Make the mistake of dropping by the supermarket on the way home, though, and the simple question of ‘where does the shopping go’ doesn’t have quite such a simple answer.

There is a little gap behind the front seats that looks promising, but there are no baffles to stop your flimsy Coles bags from spilling their contents all over the floor and under the seats.

Plus, if you are anything like me, you’ll inadvertently stack the milk on top of the bread, and that never ends well.

What about the tray, you say? Yeah, no.

Anyone who has found themselves at the shops with a ute and thought ‘what could go wrong’ will no doubt be familiar with the sssshhhhh… bang noise as your shopping slides around and somehow manages to solve quantum theory by finding a way to be everywhere at the same time.

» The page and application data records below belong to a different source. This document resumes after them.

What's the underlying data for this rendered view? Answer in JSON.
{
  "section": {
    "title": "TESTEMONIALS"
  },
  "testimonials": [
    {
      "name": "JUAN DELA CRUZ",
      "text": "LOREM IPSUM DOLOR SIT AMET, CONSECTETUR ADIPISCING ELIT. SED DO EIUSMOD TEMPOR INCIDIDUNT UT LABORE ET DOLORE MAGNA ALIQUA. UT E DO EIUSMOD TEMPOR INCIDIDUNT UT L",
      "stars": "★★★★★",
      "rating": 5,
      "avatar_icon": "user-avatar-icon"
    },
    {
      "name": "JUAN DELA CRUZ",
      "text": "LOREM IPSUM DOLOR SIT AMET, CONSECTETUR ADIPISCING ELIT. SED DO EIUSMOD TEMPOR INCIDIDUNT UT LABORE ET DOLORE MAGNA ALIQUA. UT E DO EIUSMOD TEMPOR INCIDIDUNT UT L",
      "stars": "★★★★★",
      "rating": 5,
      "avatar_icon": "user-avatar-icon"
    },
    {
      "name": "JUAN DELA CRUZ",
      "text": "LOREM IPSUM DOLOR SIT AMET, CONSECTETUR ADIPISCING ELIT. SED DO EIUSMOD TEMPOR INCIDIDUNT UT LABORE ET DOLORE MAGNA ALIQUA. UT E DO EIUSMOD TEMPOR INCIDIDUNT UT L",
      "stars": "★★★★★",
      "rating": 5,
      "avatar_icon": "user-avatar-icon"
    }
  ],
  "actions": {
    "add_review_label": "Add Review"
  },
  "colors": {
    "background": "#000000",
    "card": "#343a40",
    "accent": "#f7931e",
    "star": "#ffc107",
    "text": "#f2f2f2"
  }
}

What would be great, is some kind of storage system in the tray. Some removable tubs, perhaps – something to keep the roast chicken hot and the eggs in one piece.

Point two: vision.

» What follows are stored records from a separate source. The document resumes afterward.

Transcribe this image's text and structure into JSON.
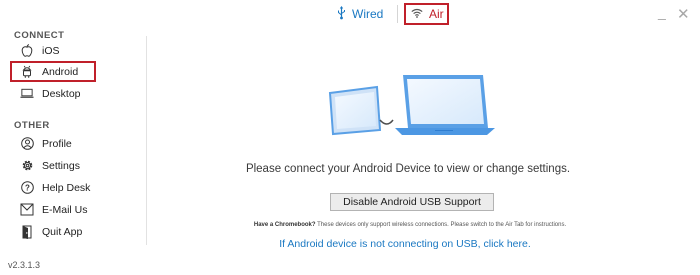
{
  "tabs": [
    {
      "label": "Wired",
      "icon": "usb-icon",
      "selected": false
    },
    {
      "label": "Air",
      "icon": "wifi-icon",
      "selected": true
    }
  ],
  "window_controls": {
    "minimize_icon": "minimize-icon",
    "close_icon": "close-icon"
  },
  "sidebar": {
    "connect_header": "CONNECT",
    "connect_items": [
      {
        "label": "iOS",
        "icon": "apple-icon"
      },
      {
        "label": "Android",
        "icon": "android-icon",
        "active": true
      },
      {
        "label": "Desktop",
        "icon": "laptop-icon"
      }
    ],
    "other_header": "OTHER",
    "other_items": [
      {
        "label": "Profile",
        "icon": "profile-icon"
      },
      {
        "label": "Settings",
        "icon": "gear-icon"
      },
      {
        "label": "Help Desk",
        "icon": "help-icon"
      },
      {
        "label": "E-Mail Us",
        "icon": "email-icon"
      },
      {
        "label": "Quit App",
        "icon": "quit-icon"
      }
    ],
    "version": "v2.3.1.3"
  },
  "main": {
    "illustration_icon": "tablet-laptop-connection-icon",
    "message": "Please connect your Android Device to view or change settings.",
    "disable_button": "Disable Android USB Support",
    "chromebook_bold": "Have a Chromebook?",
    "chromebook_text": " These devices only support wireless connections. Please switch to the Air Tab for instructions.",
    "usb_link": "If Android device is not connecting on USB, click here."
  },
  "colors": {
    "accent_blue": "#1a78c2",
    "highlight_red": "#c0202a"
  }
}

The Maloo features a sailplane and hard tonneau design that gives the car a unique and menacing stance, but does nothing for outward vision. The rear view is all but obscured by the double humps on the deck, and the fat C-Pillar turns the blind spot into a blind-spot suburb.

It’s hypercar-level frustration, even with the reverse camera and blind-spot detection systems.

That said, no one buys a Maloo under any pretence that this unique machine is not compromised in some ways. Leave the city behind, then, and let those compromises fade away.

Traditionally, a Holden ute has been a bit of a handful when pushed. Big engine in the front and nothing in the back is a simple oversteer recipe, something that surely increases, given the 536 horses under the bonnet.

Somehow, though, the engineers in Clayton have managed to sort out this age-old power struggle, with a healthy dose of fun thrown in.

Make no mistake, there is a huge amount of dynamic ability in the Gen-F2 HSV chassis, even without the tricky torque vectoring and magnetic ride adjustment of its big brother GTS.

Wind the Driver Preference dial out to Performance, and the car is in its most youthful setting. It’s your best mate now – out for a great time, always the lovable larrikin. Note to HSV marketing – maybe rename this the ‘Warney’ mode?

Come in hot to a tight sweeper, mash hard on the four-piston AP-Racing brakes, and you can feel the near-weightless rear-end squirming around. Look through the bend, power out, and the Maloo will make a solid attempt to visit oversteer town – except that it doesn’t.

There’s a wider track at the front (1616mm to 1590mm) that helps with turn-in and overall stability. The 275mm wide rear tyres complete the equation, a solid 20mm fatter than the front, balancing out the Newtonian forces at play. They're helped in no small part by the ever-active traction control systems, working to keep you pointing the right way.

Here, you forget the shopping and forget the blind spots. The exhaust pumping out its best baritone warble, it's a pretty hard place to beat.

No one ever asked the Maloo to be sensible. It was an answer to a question we had all asked at one time or another. And for buyers who want to stand out like Crocodile Dundee on a subway platform, there really is no other choice.

So, with about 18 months left on the Commodore clock, what more could we want from this iconic hairy Australian?

Put simply, it needs to be louder. The Driver Preference dial needs a ‘cruise’ setting that opens up the exhaust bypass valves for a little more Lygon Street cred.

We don’t ask for much, and as the saying goes – if you are going to be a bear, be a grizzly!

As a configuration, the Maloo is largely unique in the world. A highly-tuned, sedan-based utility – the two-door sports car with the really big boot. It is the ultimate Australian lifestyle choice, a finger to the establishment. A sea of red in an ever-growing expanse of green.

The 2016 HSV Maloo is the last of its kind. Perhaps out of date, but never irrelevant.

Click on the Photos tab for more images by Tom Fraser.